_Your objective:_
How many lines of the entries below contain the string "name"? State the number alone.
[[ Excerpted data open ]]
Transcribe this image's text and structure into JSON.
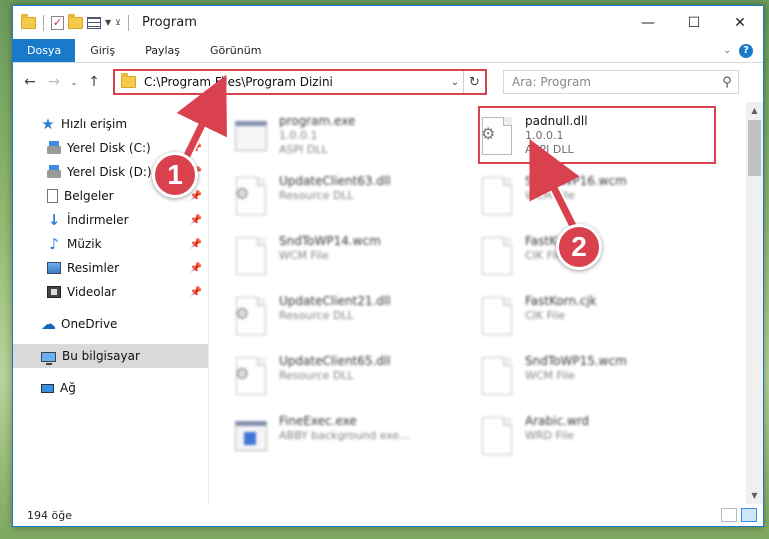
{
  "window": {
    "title": "Program"
  },
  "ribbon": {
    "tabs": [
      "Dosya",
      "Giriş",
      "Paylaş",
      "Görünüm"
    ]
  },
  "address": {
    "path": "C:\\Program Files\\Program Dizini"
  },
  "search": {
    "placeholder": "Ara: Program"
  },
  "sidebar": {
    "items": [
      {
        "label": "Hızlı erişim",
        "icon": "star-icon"
      },
      {
        "label": "Yerel Disk (C:)",
        "icon": "drive-icon"
      },
      {
        "label": "Yerel Disk (D:)",
        "icon": "drive-icon"
      },
      {
        "label": "Belgeler",
        "icon": "documents-icon"
      },
      {
        "label": "İndirmeler",
        "icon": "downloads-icon"
      },
      {
        "label": "Müzik",
        "icon": "music-icon"
      },
      {
        "label": "Resimler",
        "icon": "pictures-icon"
      },
      {
        "label": "Videolar",
        "icon": "videos-icon"
      },
      {
        "label": "OneDrive",
        "icon": "onedrive-icon"
      },
      {
        "label": "Bu bilgisayar",
        "icon": "computer-icon"
      },
      {
        "label": "Ağ",
        "icon": "network-icon"
      }
    ]
  },
  "files": [
    {
      "name": "program.exe",
      "l2": "1.0.0.1",
      "l3": "ASPI DLL",
      "icon": "exe-icon"
    },
    {
      "name": "padnull.dll",
      "l2": "1.0.0.1",
      "l3": "ASPI DLL",
      "icon": "dll-icon"
    },
    {
      "name": "UpdateClient63.dll",
      "l2": "Resource DLL",
      "l3": "",
      "icon": "dll-icon"
    },
    {
      "name": "SndToWP16.wcm",
      "l2": "WCM File",
      "l3": "",
      "icon": "file-icon"
    },
    {
      "name": "SndToWP14.wcm",
      "l2": "WCM File",
      "l3": "",
      "icon": "file-icon"
    },
    {
      "name": "FastKor.cik",
      "l2": "CIK File",
      "l3": "",
      "icon": "file-icon"
    },
    {
      "name": "UpdateClient21.dll",
      "l2": "Resource DLL",
      "l3": "",
      "icon": "dll-icon"
    },
    {
      "name": "FastKorn.cjk",
      "l2": "CIK File",
      "l3": "",
      "icon": "file-icon"
    },
    {
      "name": "UpdateClient65.dll",
      "l2": "Resource DLL",
      "l3": "",
      "icon": "dll-icon"
    },
    {
      "name": "SndToWP15.wcm",
      "l2": "WCM File",
      "l3": "",
      "icon": "file-icon"
    },
    {
      "name": "FineExec.exe",
      "l2": "ABBY background exe...",
      "l3": "",
      "icon": "exe-icon"
    },
    {
      "name": "Arabic.wrd",
      "l2": "WRD File",
      "l3": "",
      "icon": "file-icon"
    }
  ],
  "status": {
    "count": "194 öğe"
  },
  "callouts": [
    "1",
    "2"
  ],
  "colors": {
    "accent": "#1979ca",
    "highlight": "#d9414f"
  }
}
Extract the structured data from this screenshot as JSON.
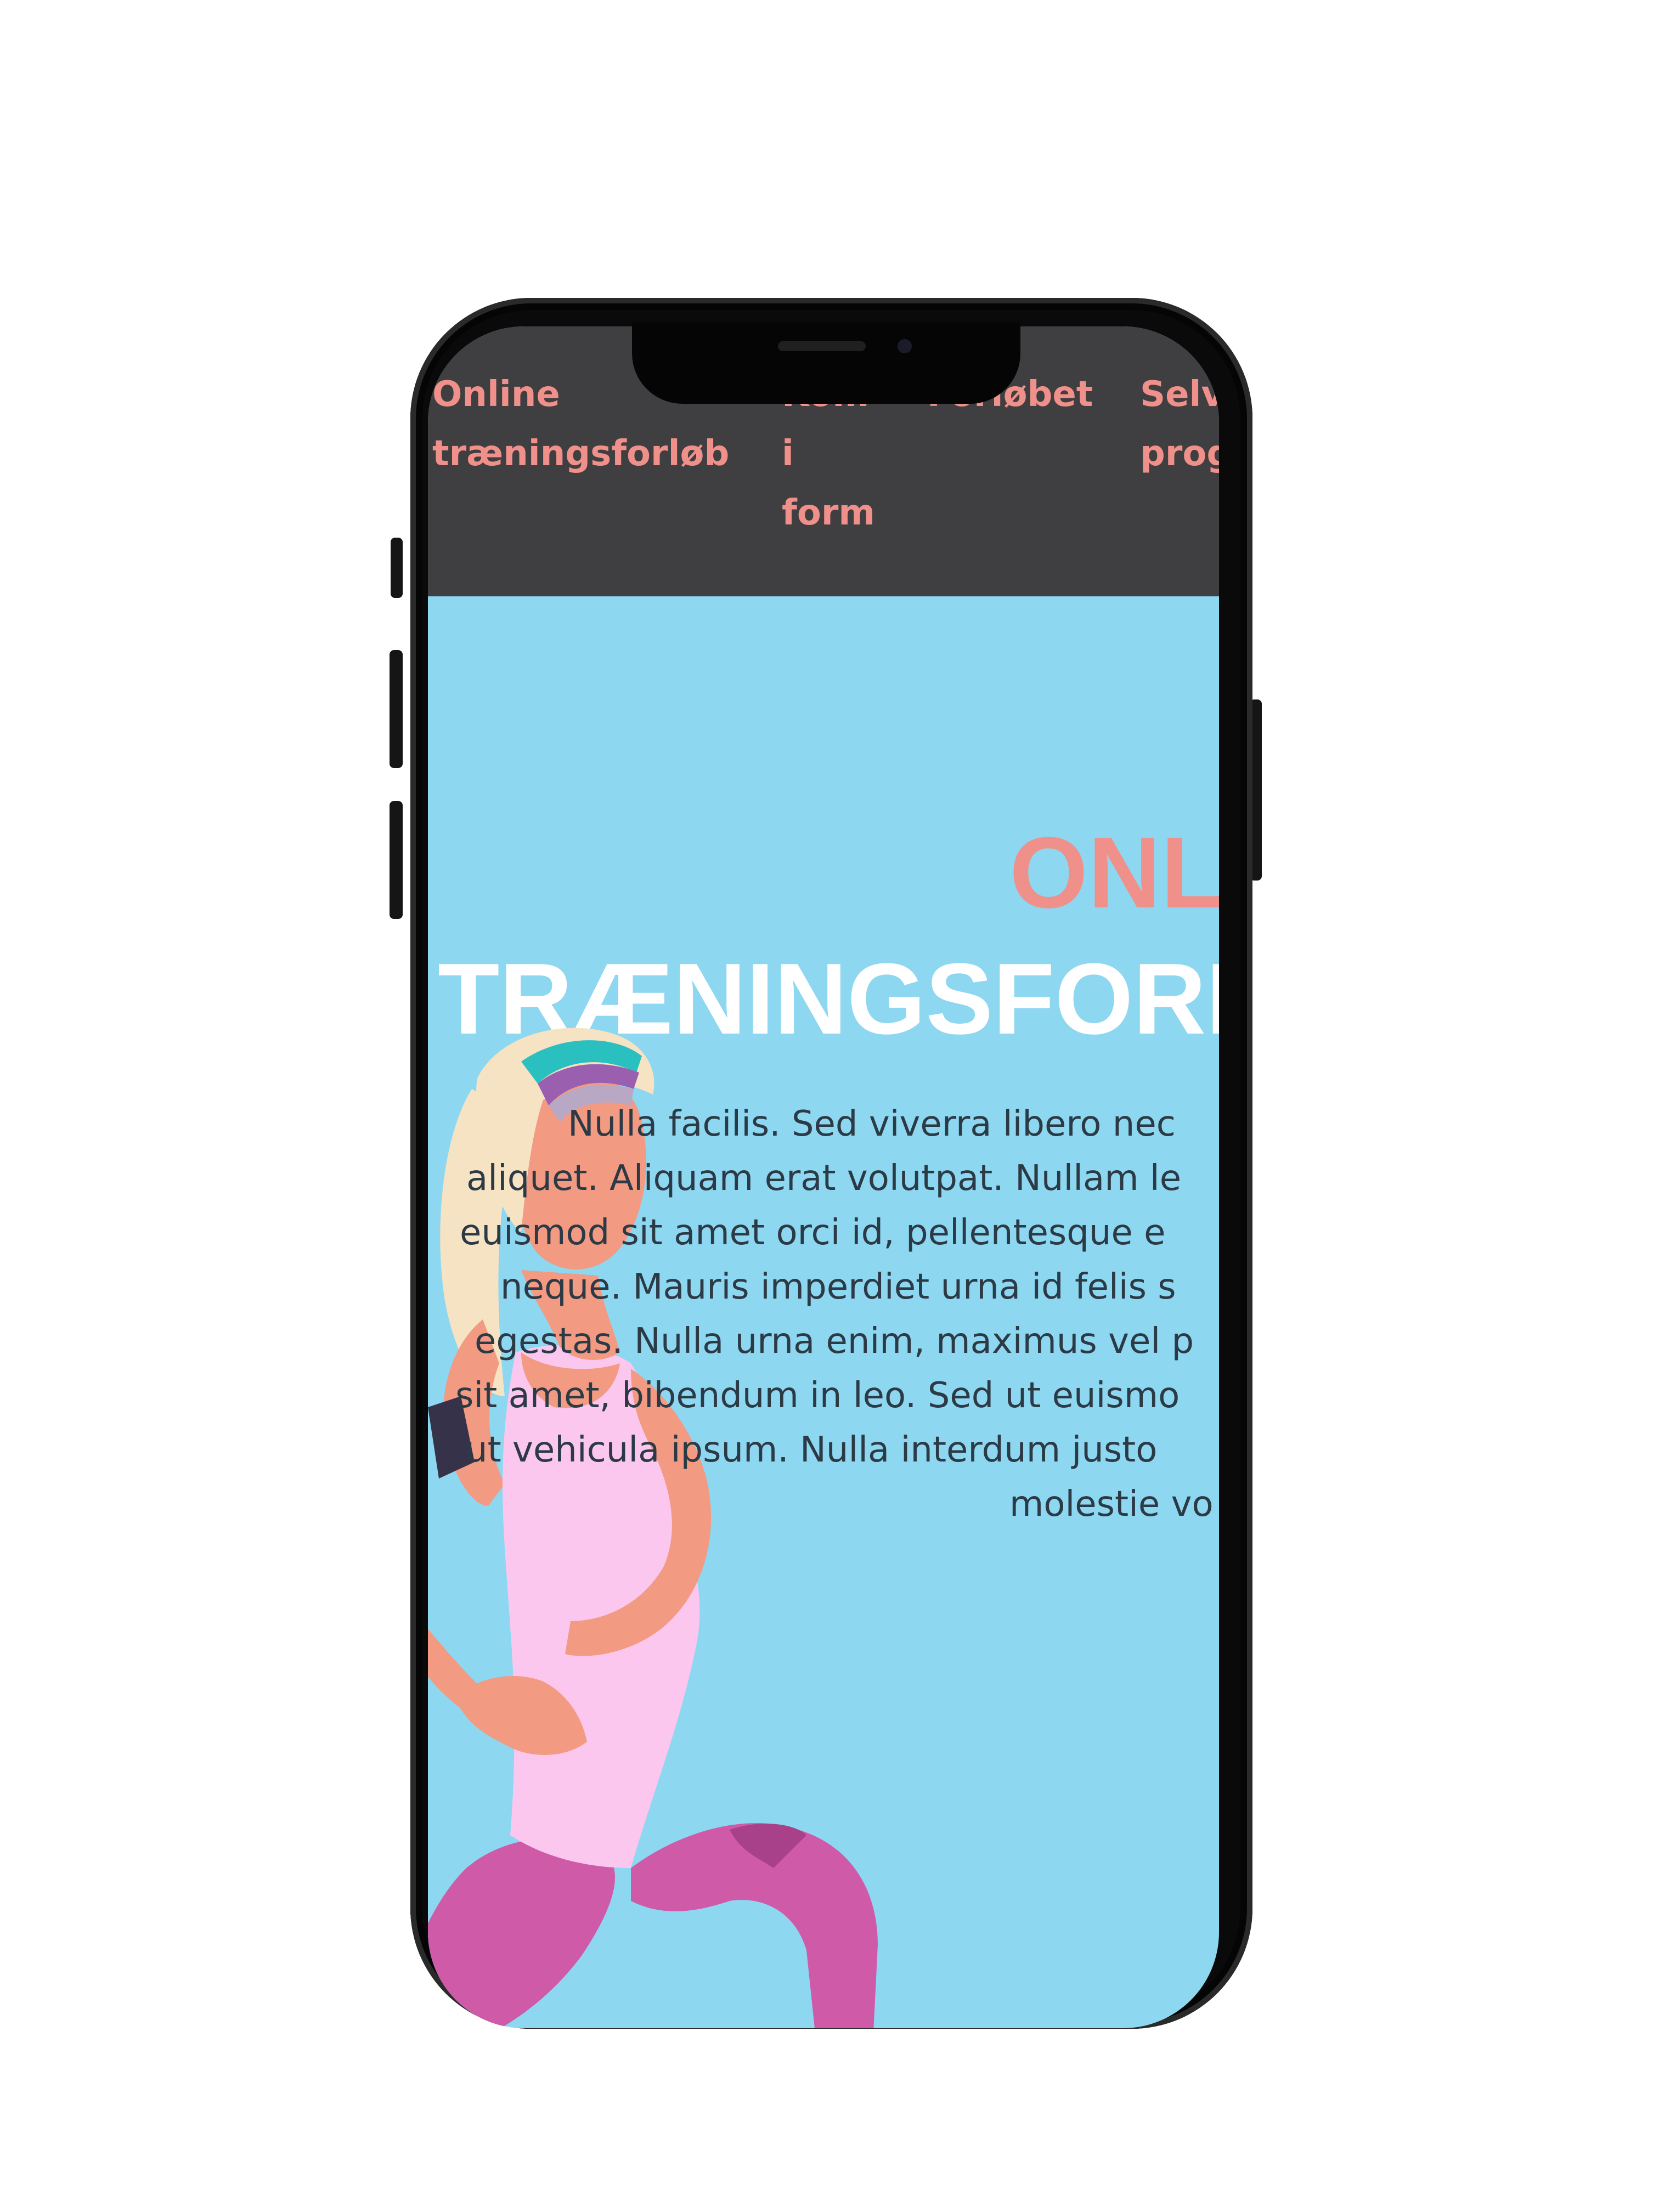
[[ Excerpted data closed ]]
_Answer for this exercise:_
12